I was reading John Cheese’s latest column, “5 Pieces of Advice Every Adult Wishes They Got as a Teenager,” and it got me thinking about the subject of advice more generally. I usually tell people I’m against advice, but manifestly that isn’t true: I give it and even, very very occasionally and when I have no other choice, take it. But I do think the most common kind of advice is irrelevant advice.
Advice can be irrelevant for a lot of reasons. It can answer a question you have no interest in asking. It can get the location of your problem wrong, like when people assume that you’re a whiny little light bulb who just doesn’t want to change.
A lot of irrelevant advice fails because it confuses the means with the end.

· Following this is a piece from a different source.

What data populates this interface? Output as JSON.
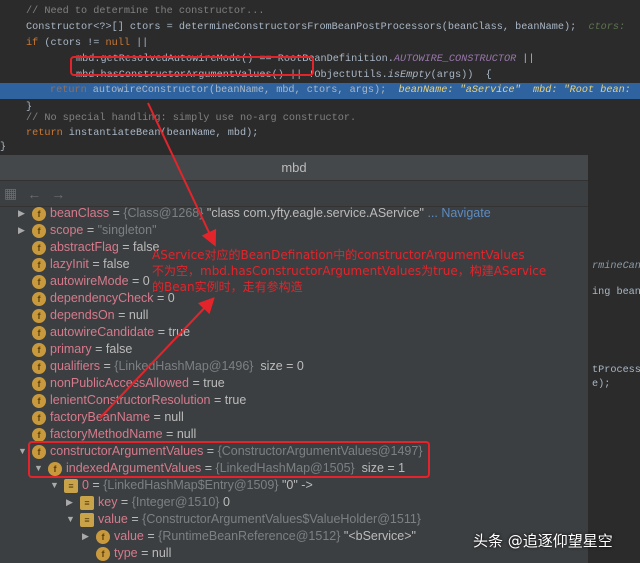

Here the advice-giver insists that you need to do things the way that worked for them, or the way they’ve heard about, or the way that sounds like it should work, and if you don’t do it that way you are DOOOMED. With three o’s. So you get well-meaning straight Catholics proposing Courage as the universal, one-size-fits-all solution to the problem of actual existing gay/same-sex attracted Catholics, when there are a lot of problems with Courage and even at its best it isn’t for everyone. They’re confusing the goal–lead a faithful life, and therefore a life striving to be chaste–with one possible means of approaching that goal.
In general, better advice is advice with more possible pathways, and a stronger sense of the difference between the destination and the path.